#### Recorded data:
┌──

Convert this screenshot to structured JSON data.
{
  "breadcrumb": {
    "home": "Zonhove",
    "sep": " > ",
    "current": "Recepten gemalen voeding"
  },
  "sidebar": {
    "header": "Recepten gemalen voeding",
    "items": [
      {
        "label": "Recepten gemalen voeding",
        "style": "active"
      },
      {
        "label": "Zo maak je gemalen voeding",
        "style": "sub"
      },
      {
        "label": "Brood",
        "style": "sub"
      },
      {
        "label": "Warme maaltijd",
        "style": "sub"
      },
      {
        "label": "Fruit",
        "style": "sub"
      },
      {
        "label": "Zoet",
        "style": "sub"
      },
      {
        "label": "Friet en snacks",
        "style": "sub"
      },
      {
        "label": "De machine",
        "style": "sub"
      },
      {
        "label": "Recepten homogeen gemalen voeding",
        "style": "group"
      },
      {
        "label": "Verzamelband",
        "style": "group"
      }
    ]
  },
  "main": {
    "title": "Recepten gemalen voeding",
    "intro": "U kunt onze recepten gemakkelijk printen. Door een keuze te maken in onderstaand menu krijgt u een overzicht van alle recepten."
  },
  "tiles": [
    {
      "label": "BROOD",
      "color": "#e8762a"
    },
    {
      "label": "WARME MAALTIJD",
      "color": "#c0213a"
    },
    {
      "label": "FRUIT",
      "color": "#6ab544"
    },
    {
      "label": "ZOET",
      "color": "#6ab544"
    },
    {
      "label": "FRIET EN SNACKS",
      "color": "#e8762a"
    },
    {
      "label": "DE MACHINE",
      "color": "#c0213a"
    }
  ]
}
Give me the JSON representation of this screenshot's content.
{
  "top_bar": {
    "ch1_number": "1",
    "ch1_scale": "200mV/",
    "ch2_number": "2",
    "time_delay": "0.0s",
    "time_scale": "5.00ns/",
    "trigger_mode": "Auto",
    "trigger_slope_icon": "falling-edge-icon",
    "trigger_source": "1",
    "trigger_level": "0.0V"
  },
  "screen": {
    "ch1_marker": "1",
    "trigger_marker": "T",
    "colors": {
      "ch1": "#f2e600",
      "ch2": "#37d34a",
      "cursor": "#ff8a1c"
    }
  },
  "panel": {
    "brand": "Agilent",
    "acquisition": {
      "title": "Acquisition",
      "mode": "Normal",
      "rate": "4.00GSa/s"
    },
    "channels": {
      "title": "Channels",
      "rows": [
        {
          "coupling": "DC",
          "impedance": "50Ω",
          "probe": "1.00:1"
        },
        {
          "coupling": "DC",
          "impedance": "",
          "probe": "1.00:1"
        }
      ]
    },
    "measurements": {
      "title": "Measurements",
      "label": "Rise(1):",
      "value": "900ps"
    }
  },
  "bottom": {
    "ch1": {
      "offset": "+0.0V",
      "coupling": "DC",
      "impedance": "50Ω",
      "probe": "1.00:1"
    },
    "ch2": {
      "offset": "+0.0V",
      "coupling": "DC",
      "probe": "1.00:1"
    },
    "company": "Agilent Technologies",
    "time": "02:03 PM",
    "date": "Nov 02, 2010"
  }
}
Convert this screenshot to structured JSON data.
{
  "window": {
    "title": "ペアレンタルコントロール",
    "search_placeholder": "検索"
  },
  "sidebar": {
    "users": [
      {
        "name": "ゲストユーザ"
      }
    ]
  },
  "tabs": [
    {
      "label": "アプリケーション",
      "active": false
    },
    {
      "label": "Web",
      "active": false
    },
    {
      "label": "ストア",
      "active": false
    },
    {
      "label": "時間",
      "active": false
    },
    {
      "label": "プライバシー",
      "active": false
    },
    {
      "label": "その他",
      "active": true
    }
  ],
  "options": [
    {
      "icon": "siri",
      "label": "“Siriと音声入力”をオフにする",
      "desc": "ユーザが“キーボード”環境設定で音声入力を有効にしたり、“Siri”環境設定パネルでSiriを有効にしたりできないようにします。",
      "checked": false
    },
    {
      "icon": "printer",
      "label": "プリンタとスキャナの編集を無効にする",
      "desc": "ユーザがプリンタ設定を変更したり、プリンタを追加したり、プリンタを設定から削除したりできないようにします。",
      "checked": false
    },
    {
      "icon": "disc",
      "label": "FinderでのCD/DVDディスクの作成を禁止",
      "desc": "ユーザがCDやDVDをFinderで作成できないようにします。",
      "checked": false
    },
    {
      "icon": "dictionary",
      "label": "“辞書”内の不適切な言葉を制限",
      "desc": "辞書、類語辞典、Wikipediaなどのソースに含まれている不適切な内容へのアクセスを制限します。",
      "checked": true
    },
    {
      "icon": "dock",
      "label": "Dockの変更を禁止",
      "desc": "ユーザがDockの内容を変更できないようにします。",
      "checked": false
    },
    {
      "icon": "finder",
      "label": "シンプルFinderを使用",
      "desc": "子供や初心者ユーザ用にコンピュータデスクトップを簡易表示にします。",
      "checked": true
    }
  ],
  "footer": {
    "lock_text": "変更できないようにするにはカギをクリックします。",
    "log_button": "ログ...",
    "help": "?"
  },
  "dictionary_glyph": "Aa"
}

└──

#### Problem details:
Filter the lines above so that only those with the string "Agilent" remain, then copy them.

#### Result below:
    "brand": "Agilent",
    "company": "Agilent Technologies",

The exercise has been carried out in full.